|What is the object made out of? Why did the maker use that material?||Who used it?|
|What patterns do you see? How do they repeat?||How old is it?|
|Do you see any artisanal “mistakes”?||Was the user wealthy? Poor? Male? Female?|
|What words would you use to describe the object?||What does this object do?|
|What do you feel when you look at this object?||What meaning or idea does it convey?|
A total of 26 participants completed this workshop as a compulsory part of their curriculum. There were three workshops in total, two for internal medicine (IM) residents and one for EM residents/clerkship students. All seven IM residents completed the pre/post survey. There were 19 total participants in the EM group consisting of EM residents and medical students participating in their EM clerkship.

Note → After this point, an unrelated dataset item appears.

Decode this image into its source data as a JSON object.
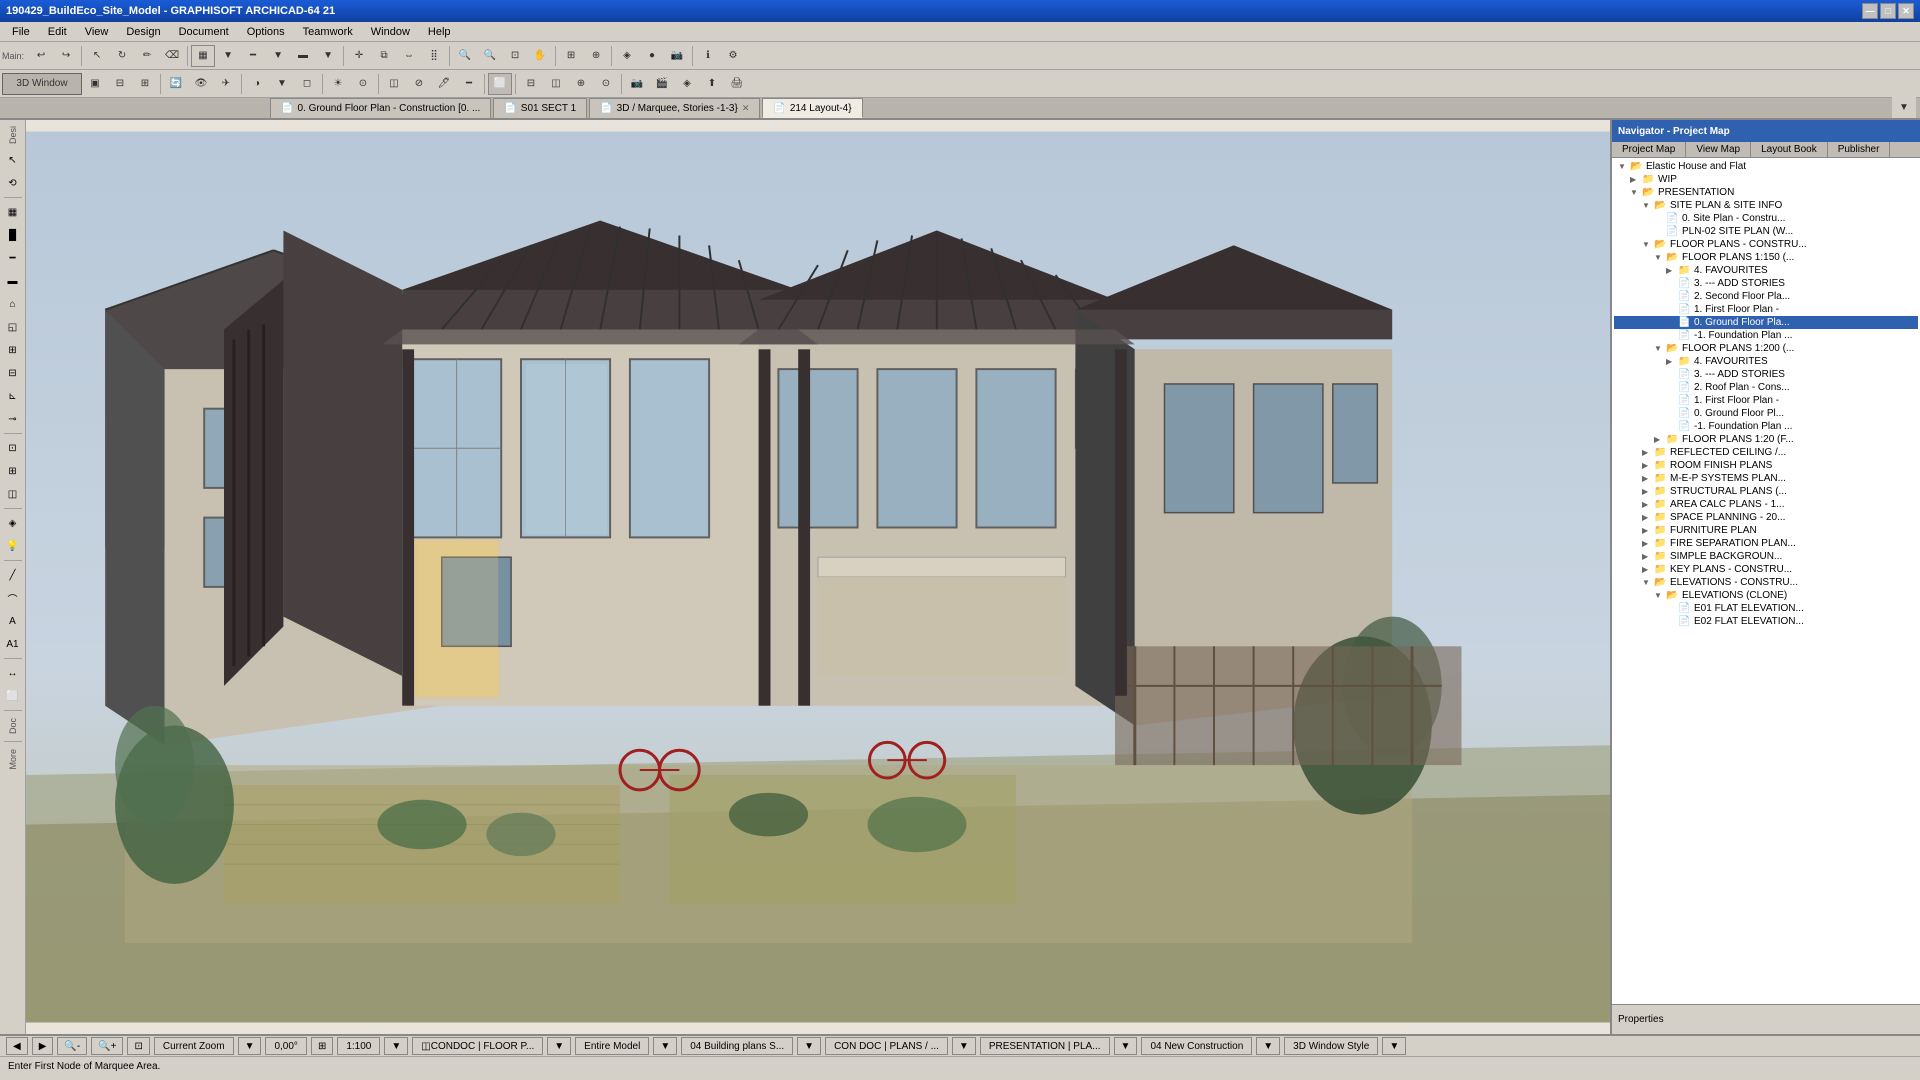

In the EM group, 11 participants completed both the pre/post survey (four medical students, seven EM residents). Most participants had minimal to no training on implicit bias prior to this exercise (89%). Participants reported having a better understanding of implicit bias after the exercise (67%) and reporting feeling more empowered to address their biases after completion of the exercise (61%). Most participants reported learning something new or surprising from the session (78%), specifically commenting on how “quickly we jump to conclusions and assumptions” and how challenging it is to “separate observation from interpretation.”
Finally, participants expressed wanting more time for this and similar sessions, specifically recommending a longer “lecture” on implicit bias, longitudinal exercises, and a more thorough discussion on interventions that may help prevent implicit bias from affecting clinical care. In the future, we recommend expanding the allotted time of the session to at least four hours, or dividing the session into two components over a two-week period to provide ample time for reflective discussion.
This workshop was effective at delivering content on the subject of implicit bias, and it fostered conversations about bias in a low-stakes, interdisciplinary environment. It should be noted that this exercise has not been shown to alter an individual’s implicit biases, or evaluate how this may affect clinical care and outcomes, which is an important area for further investigation.
Section Editor: David P. Way, MEd
Full text available through open access at http://escholarship.org/uc/uciem_westjem
Address for Correspondence: Amy Zeidan, Emory University, Department of Emergency Medicine, 531 Asbury Circle, Annex Building, Suite N340, Atlanta, GA 30322. Email: email@example.com. 1 / 2020; 21:1 – 3
Submission history: Revision received June 10, 2019; Submitted September 26, 2019; Accepted October 4, 2019
Conflicts of Interest: By the WestJEM article submission agreement, all authors are required to disclose all affiliations, funding sources and financial or management relationships that could be perceived as potential sources of bias. No author has professional or financial relationships with any companies that are relevant to this study. There are no conflicts of interest or sources of funding to declare.
1. FitzGerald C, Hurst S. Implicit bias in healthcare professionals: a systematic review. BMC Med Ethics. 2017;18(1):19.
2. Hall WJ, Chapman MV, Lee KM, et al. Implicit racial/ethnic bias among health care professionals and its influence on health care outcomes: A systematic review. Am J of Public Health. 2015;105(12):e60-76.
3. Chapman EN, Kaatz A, Carnes M. Physicians and implicit bias: How doctors may unwittingly perpetuate health care disparities. J of Gen Intern Med. 2013;28(11):1504-10.
4. Beach MC, Price EG, Gary TL, et al. Cultural competence: a systematic review of health care provider educational interventions. Med Care. 2005;43(4):356-73.
5. Godsil RD, Tropp LR, Goff PH, et al. Addressing Implicit Bias, Racial Anxiety and Stereotype Threat in Education and Healthcare – The Science of Inequality. 2014;1. Available at: http://perception.org/wp-content/uploads/2014/11/Science-of-Equality.pdf. Accessed June 4, 2018.
6. Stone J, Moskowitz GB. Non-conscious bias in medical decision making: What can be done to reduce it?. Med Educ. 2011;45:768-76.
7. Naghshineh S, Hafler JP, Miller AR, et al. Formal art observation training improves medical students’ visual diagnostic skills. J Gen Intern Med. 2008;23(7):991-7.